EBA yesterday published a Discussion Paper (DP) on the exclusion of unrealized gains from regulatory capital. As an advice to the European Commission it basically supports the current European system of prudential filters – that is, only the unrealized gains part (banks will have to include unrealized losses into capital).
EBA’s departure from Basel III is limited, and if you read the DP, actually quite sensible. Where Basel III requires the inclusion of both unrealized gains and losses into capital, EBA’s discussion paper addresses only the unrealized gains, and not even all of them.

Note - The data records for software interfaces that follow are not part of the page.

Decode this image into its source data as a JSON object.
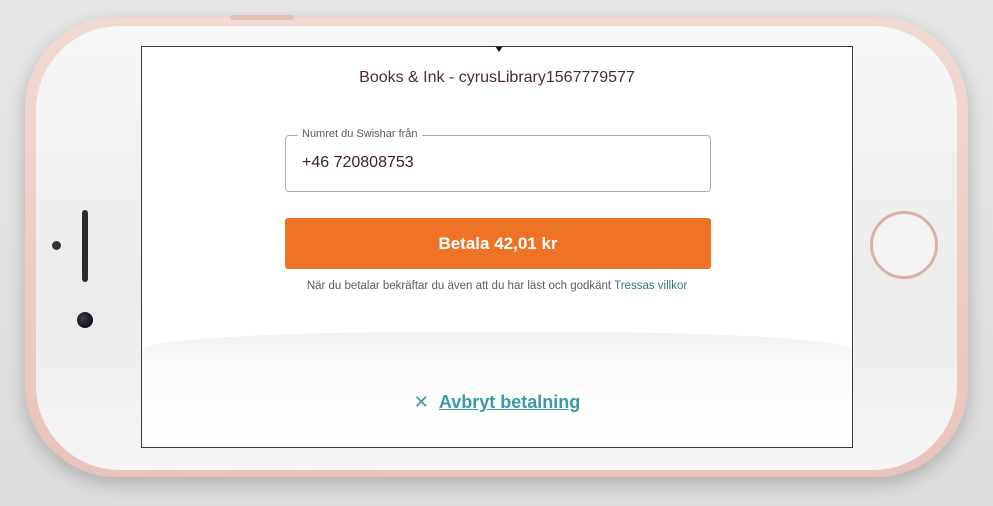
{
  "merchant": {
    "title": "Books & Ink - cyrusLibrary1567779577"
  },
  "phone_field": {
    "label": "Numret du Swishar från",
    "value": "+46 720808753"
  },
  "pay_button": {
    "label": "Betala 42,01 kr"
  },
  "terms": {
    "text": "När du betalar bekräftar du även att du har läst och godkänt",
    "link": "Tressas villkor"
  },
  "cancel": {
    "icon_glyph": "✕",
    "label": "Avbryt betalning"
  },
  "colors": {
    "accent": "#ee7326",
    "link": "#2b7a85",
    "cancel": "#3a9aa6"
  }
}
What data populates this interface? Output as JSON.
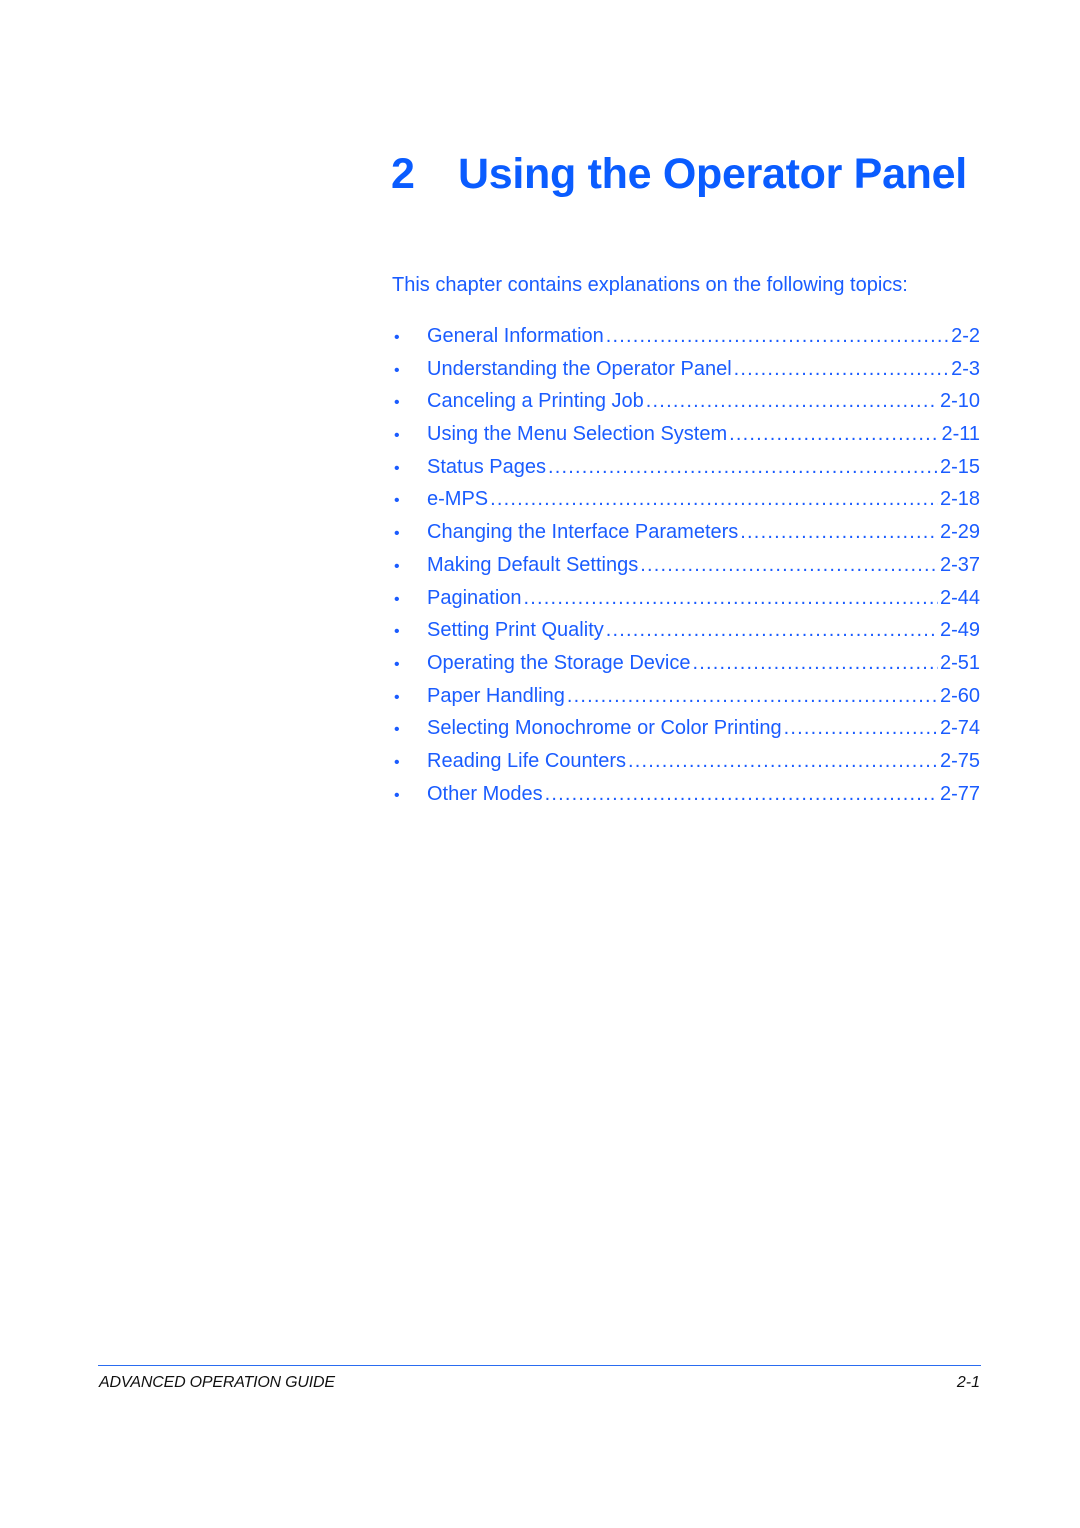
{
  "chapter": {
    "number": "2",
    "title": "Using the Operator Panel"
  },
  "intro": "This chapter contains explanations on the following topics:",
  "toc": [
    {
      "label": "General Information",
      "page": "2-2"
    },
    {
      "label": "Understanding the Operator Panel",
      "page": "2-3"
    },
    {
      "label": "Canceling a Printing Job",
      "page": "2-10"
    },
    {
      "label": "Using the Menu Selection System",
      "page": "2-11"
    },
    {
      "label": "Status Pages",
      "page": "2-15"
    },
    {
      "label": "e-MPS",
      "page": "2-18"
    },
    {
      "label": "Changing the Interface Parameters",
      "page": "2-29"
    },
    {
      "label": "Making Default Settings",
      "page": "2-37"
    },
    {
      "label": "Pagination",
      "page": "2-44"
    },
    {
      "label": "Setting Print Quality",
      "page": "2-49"
    },
    {
      "label": "Operating the Storage Device",
      "page": "2-51"
    },
    {
      "label": "Paper Handling",
      "page": "2-60"
    },
    {
      "label": "Selecting Monochrome or Color Printing",
      "page": "2-74"
    },
    {
      "label": "Reading Life Counters",
      "page": "2-75"
    },
    {
      "label": "Other Modes",
      "page": "2-77"
    }
  ],
  "bullet_glyph": "•",
  "footer": {
    "title": "ADVANCED OPERATION GUIDE",
    "page": "2-1"
  },
  "colors": {
    "accent": "#0a5cff",
    "text_link": "#1a5cff",
    "footer_text": "#111111",
    "footer_rule": "#2a6cf0"
  }
}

Interestingly, the DP mentions the level playing field, but it does not mention the recent US move to require only banks with $250bn of total assets to apply Basel III — and have only the big banks include unrealized gains and losses into regulatory capital, see my earlier post on this departure from Basel III.
Here’s my summary of the DP, with references to the text of the DP in brackets:
The Discussion Paper justifies a departure from Basel III on unrealized gains (para 19). But the departure, the exclusion of unrealized gains from capital, affects mainly the unrealized gains on debt instruments valued at Fair Value (para 34, 41, 65). This is about the available-for-sale (AFS) category for debt instruments. Then again, the deductions will likely only affect the net unrealized gains on these instruments (para 70). This is the tip of the iceberg of AFS debt instruments, as within the pool of AFS debt instruments there may be many unrealized gains that are offset by unrealized losses.
EBA appears not too worried about the deduction of unrealized gains on liquid assets (equity instruments, shares). This deduction shall not be a real problem for banks. In good times, they can circumvent the deduction by crystallizing unrealized gains. This is accepted practice, folklore, fine. In bad times, the banks my not be able to crystallize – the deduction then does its prudential work (Section 5.3).
The DP outscopes Fair Value Option (in section 5.3.2) and Trading Book assets (para 100), right.
The DP extends the deduction of unrealized gains on debt instruments to other illiquid assets, such as property (para 119).